New North Korean leader Kim Jong Un has secured food aid from South Korea for the first time since the death of his father Kim Jong Il. Although South Korea has provided food aid to its neighbor in the north, the United States is hesitant to assist the vulnerable population in the isolated, dynastic communist state. This has led to criticisms against the U.S. for withholding and ultimately politicizing aid. While policy objectives and donor dynamics play a role in providing food assistance to North Korea, the leaders in Pyongyang are responsible for the food shortage, not those in Washington.
The Obama administration and U.S. Agency for International Development (USAID) have been criticized for politicizing food aid to North Korea. According to North Korean officials, the U.S. has offered food aid for the ongoing food crisis along with a suspension of sanctions in exchange for the halting of its uranium enrichment program. This trade-off is being viewed as the U.S. placing a political lens over a humanitarian issue. The ideal is for humanitarian assistance to be apolitical. The unfortunate reality is that humanitarian aid, in particular bilateral aid, is intrinsically linked to politics.
According to the UN World Food Program (WFP), North Korea is dealing with its worst food shortage in a decade. The food shortage is a consequence of poor economic management, a series of crop failures caused by harsh winters, instances of flooding on an already barren land, and the regime’s unwillingness to implement effective food policies.
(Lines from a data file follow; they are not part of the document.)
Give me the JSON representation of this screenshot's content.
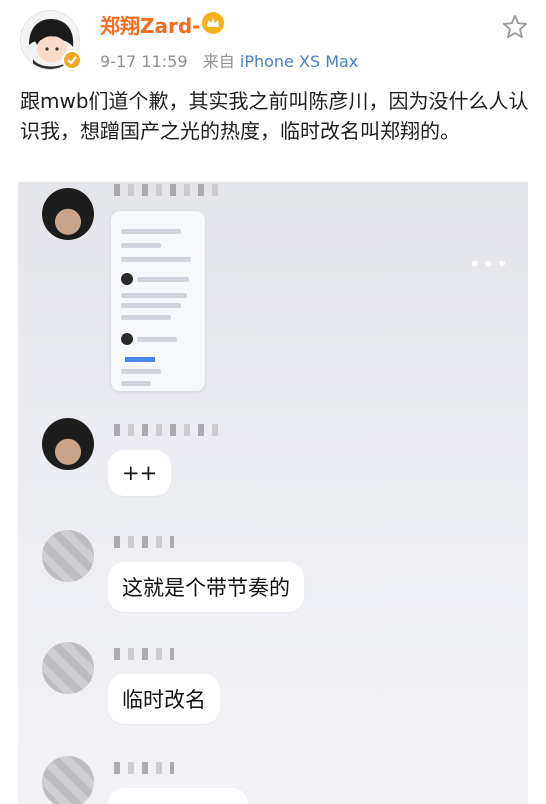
{
  "post": {
    "author": "郑翔Zard-",
    "time": "9-17 11:59",
    "source_prefix": "来自",
    "source_device": "iPhone XS Max",
    "text": "跟mwb们道个歉，其实我之前叫陈彦川，因为没什么人认识我，想蹭国产之光的热度，临时改名叫郑翔的。"
  },
  "chat": {
    "more": "•••",
    "messages": [
      {
        "text": "++"
      },
      {
        "text": "这就是个带节奏的"
      },
      {
        "text": "临时改名"
      }
    ]
  },
  "colors": {
    "username": "#f66d1f",
    "source_link": "#4b7fc4",
    "verified_badge": "#f5a623"
  },
  "icons": {
    "avatar": "cartoon-avatar",
    "verified": "verified-badge-icon",
    "vip": "crown-icon",
    "follow": "star-icon"
  }
}
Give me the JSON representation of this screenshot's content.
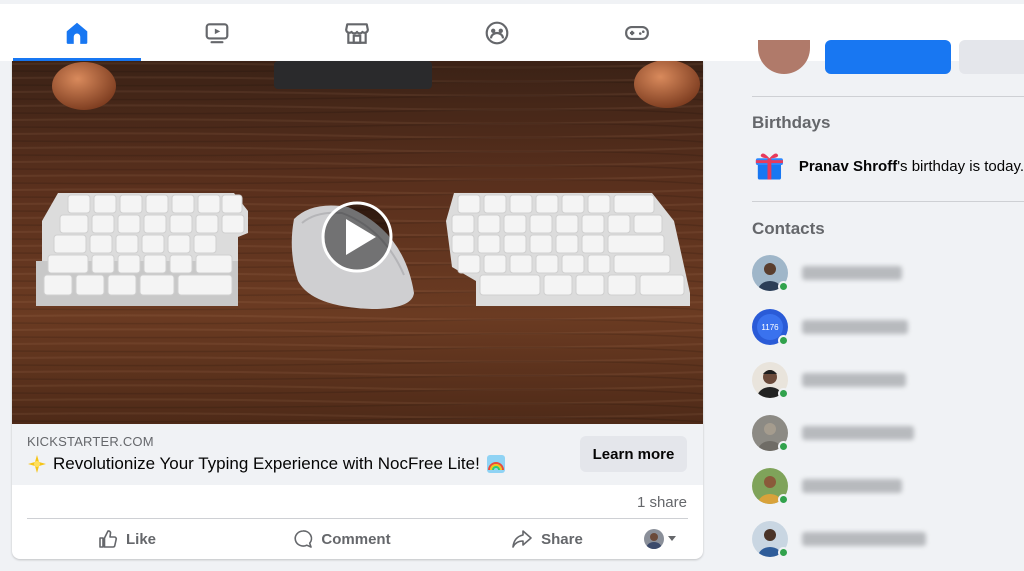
{
  "nav": {
    "tabs": [
      {
        "name": "home",
        "active": true
      },
      {
        "name": "watch",
        "active": false
      },
      {
        "name": "marketplace",
        "active": false
      },
      {
        "name": "groups",
        "active": false
      },
      {
        "name": "gaming",
        "active": false
      }
    ],
    "accent": "#1877f2"
  },
  "post": {
    "link_domain": "KICKSTARTER.COM",
    "link_title": "Revolutionize Your Typing Experience with NocFree Lite!",
    "learn_more": "Learn more",
    "shares": "1 share",
    "actions": {
      "like": "Like",
      "comment": "Comment",
      "share": "Share"
    },
    "icons": [
      "sparkle-icon",
      "rainbow-icon",
      "play-icon",
      "like-icon",
      "comment-icon",
      "share-icon",
      "dropdown-caret-icon"
    ]
  },
  "sidebar": {
    "birthdays_heading": "Birthdays",
    "birthday_name": "Pranav Shroff",
    "birthday_text": "'s birthday is today.",
    "contacts_heading": "Contacts",
    "contacts_count_visible": 6,
    "online_color": "#31a24c",
    "avatar_badge_text": "1176"
  }
}
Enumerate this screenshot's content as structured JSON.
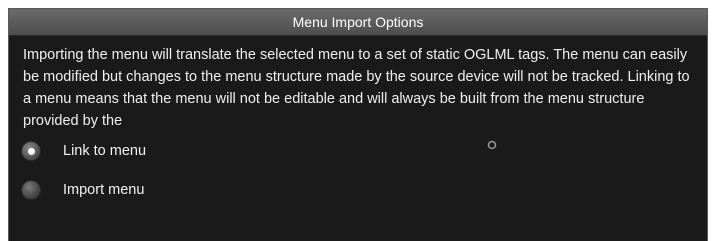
{
  "dialog": {
    "title": "Menu Import Options",
    "description": "Importing the menu will translate the selected menu to a set of static OGLML tags.  The menu can easily be modified but changes to the menu structure made by the source device will not be tracked.  Linking to a menu means that the menu will not be editable and will always be built from the menu structure provided by the",
    "options": [
      {
        "label": "Link to menu",
        "selected": true
      },
      {
        "label": "Import menu",
        "selected": false
      }
    ]
  },
  "colors": {
    "background": "#1a1a1a",
    "title_bar": "#5a5a5a",
    "text": "#f0f0f0"
  }
}
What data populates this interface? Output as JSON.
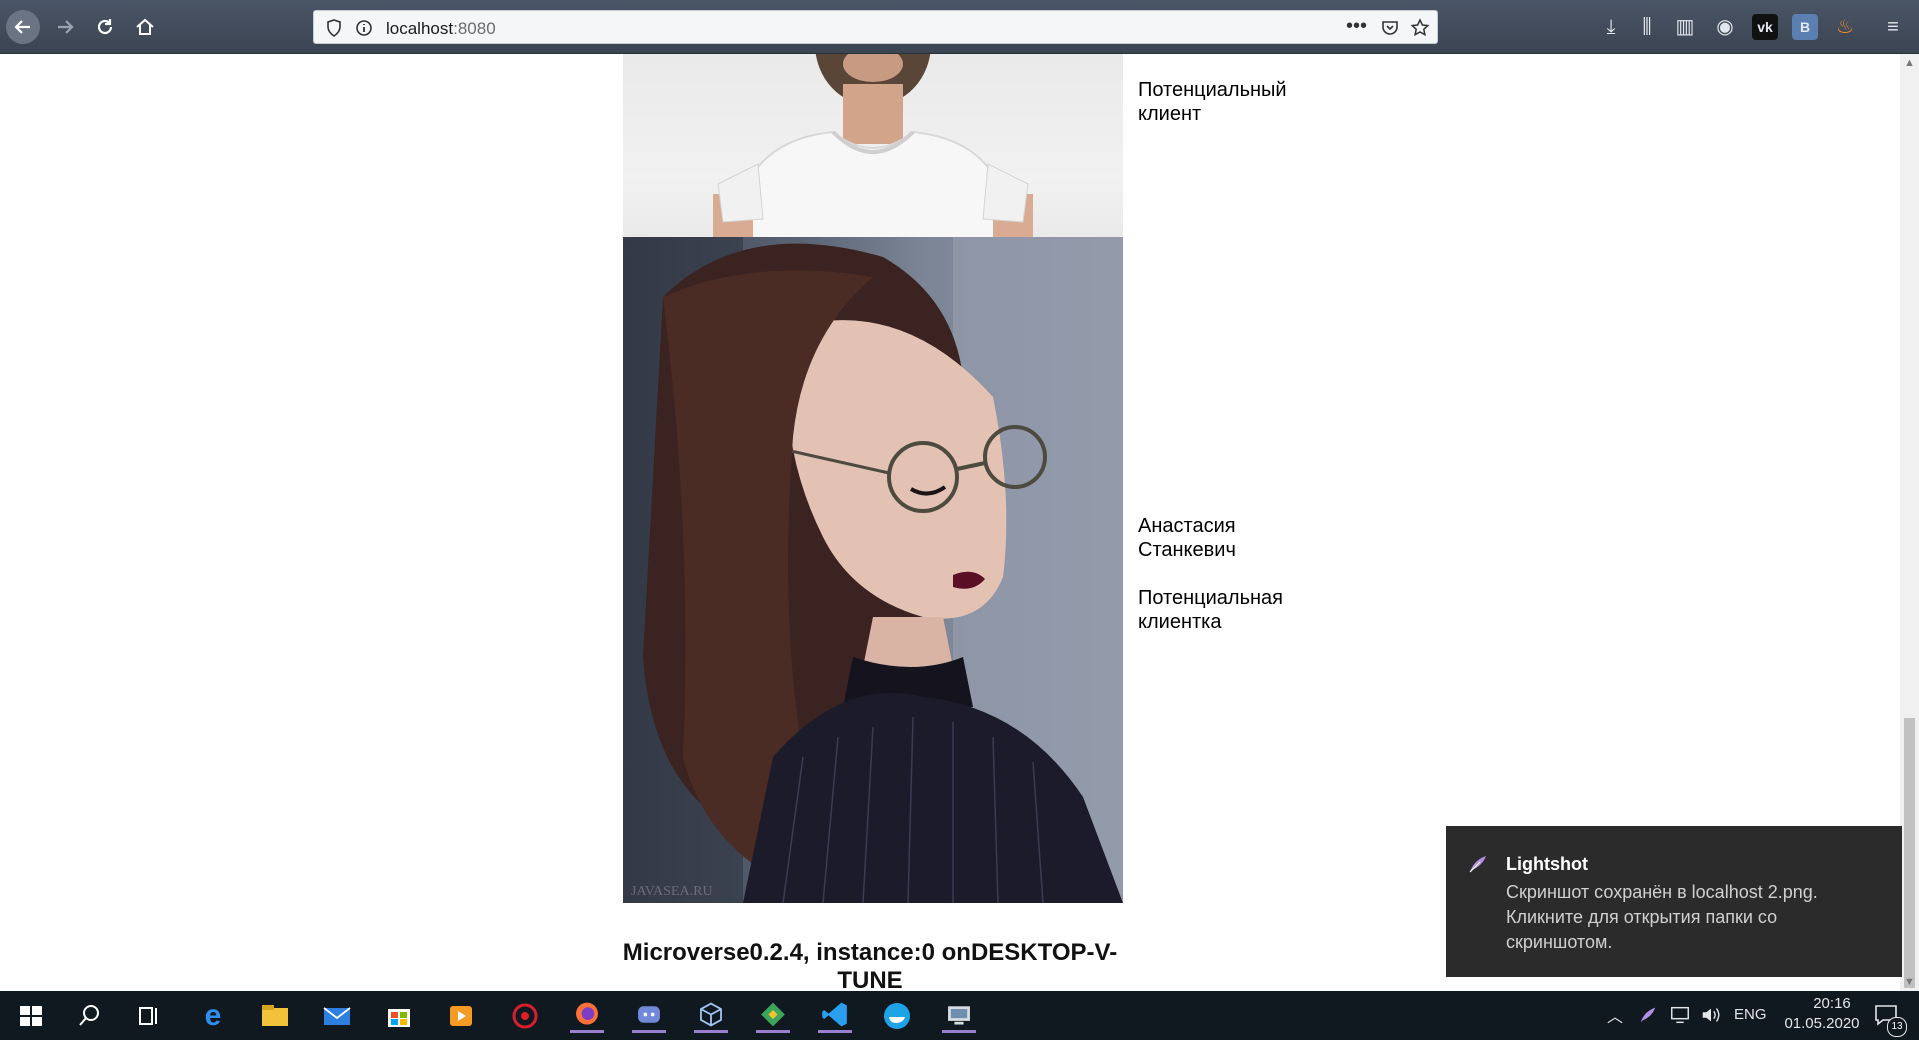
{
  "browser": {
    "url_host": "localhost",
    "url_port": ":8080"
  },
  "page": {
    "cards": [
      {
        "name": "",
        "role": "Потенциальный клиент"
      },
      {
        "name": "Анастасия Станкевич",
        "role": "Потенциальная клиентка"
      }
    ],
    "watermark": "JAVASEA.RU",
    "footer": "Microverse0.2.4, instance:0 onDESKTOP-V-TUNE"
  },
  "notification": {
    "app": "Lightshot",
    "body": "Скриншот сохранён в localhost 2.png. Кликните для открытия папки со скриншотом."
  },
  "taskbar": {
    "lang": "ENG",
    "time": "20:16",
    "date": "01.05.2020",
    "notif_count": "13"
  },
  "colors": {
    "toolbar": "#3b4452",
    "taskbar": "#101820",
    "toast": "#2b2b2b",
    "accent": "#9a7fd0"
  }
}
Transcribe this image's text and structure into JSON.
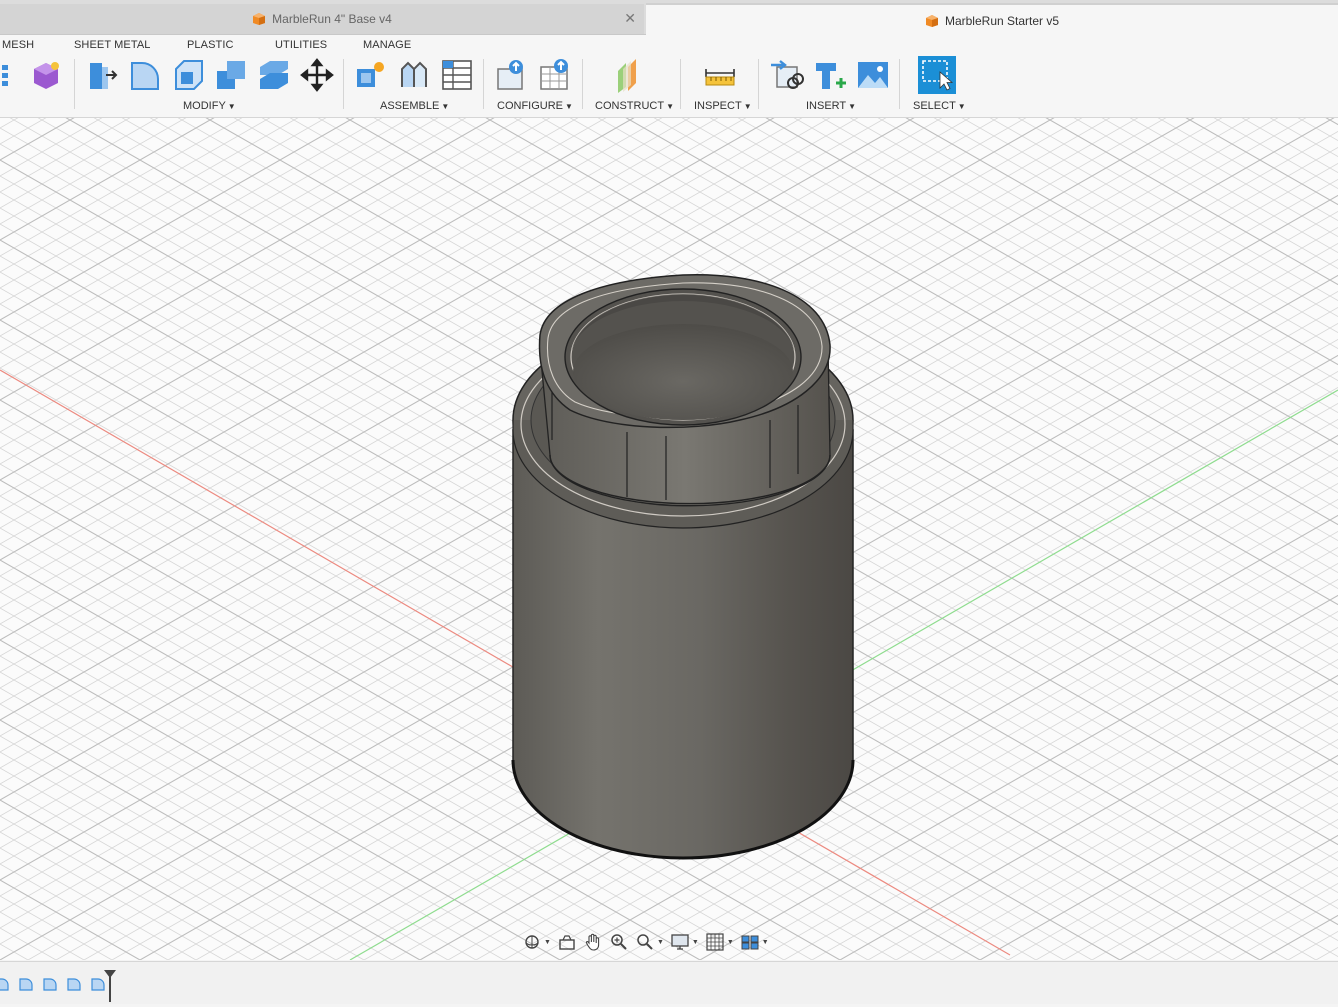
{
  "tabs": [
    {
      "label": "MarbleRun 4\" Base v4",
      "active": false
    },
    {
      "label": "MarbleRun Starter v5",
      "active": true
    }
  ],
  "workspace_tabs": [
    "MESH",
    "SHEET METAL",
    "PLASTIC",
    "UTILITIES",
    "MANAGE"
  ],
  "groups": {
    "modify": "MODIFY",
    "assemble": "ASSEMBLE",
    "configure": "CONFIGURE",
    "construct": "CONSTRUCT",
    "inspect": "INSPECT",
    "insert": "INSERT",
    "select": "SELECT"
  },
  "colors": {
    "accent_orange": "#f08a24",
    "select_blue": "#1b8fd6",
    "tool_blue": "#3d8edb",
    "x_axis": "#e8786e",
    "y_axis": "#7fd67f",
    "body_gray": "#6b6862"
  },
  "icons": {
    "nav": [
      "orbit-icon",
      "look-at-icon",
      "pan-icon",
      "zoom-icon",
      "fit-icon",
      "display-settings-icon",
      "grid-icon",
      "viewports-icon"
    ]
  },
  "timeline_items": 5
}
More than 6 million North Koreans are in dire need of food assistance, with children being the most vulnerable as one third are malnourished.
These figures are devastating and on an individual level, a humanitarian instinct urges us to take action. However, while a humanitarian motive may push states to provide aid, states do not and cannot act purely altruistically as individuals do. While aid should solely be provided on a basis of need, a process of selection is involved whereby the recipient country has to prove itself a worthy beneficiary.
North Korea’s policies and prior mismanagement of aid has not inspired confidence in USAID officials. North Korea’s songun, or military-first policy, elevates the KPA above the population, leading to concerns that food aid will be diverted to the military instead of the hungry. Food aid in the past was forced to be reduced due to a lack of monitoring capabilities. One critic maintains that “after 15 years of North Korean requests, donor nations and organizations are increasingly reluctant to provide aid to a nation that refuses to take steps to ameliorate food shortages.”
Condemning Washington for not providing food assistance allows Pyongyang to deflect its civic and social welfare responsibility to the ailing population of North Korea. Rather than USAID withholding food assistance to North Koreans for political purposes, North Korea is not only politicizing aid but sacrificing its people for international notoriety.
Photo Credit: David Stanley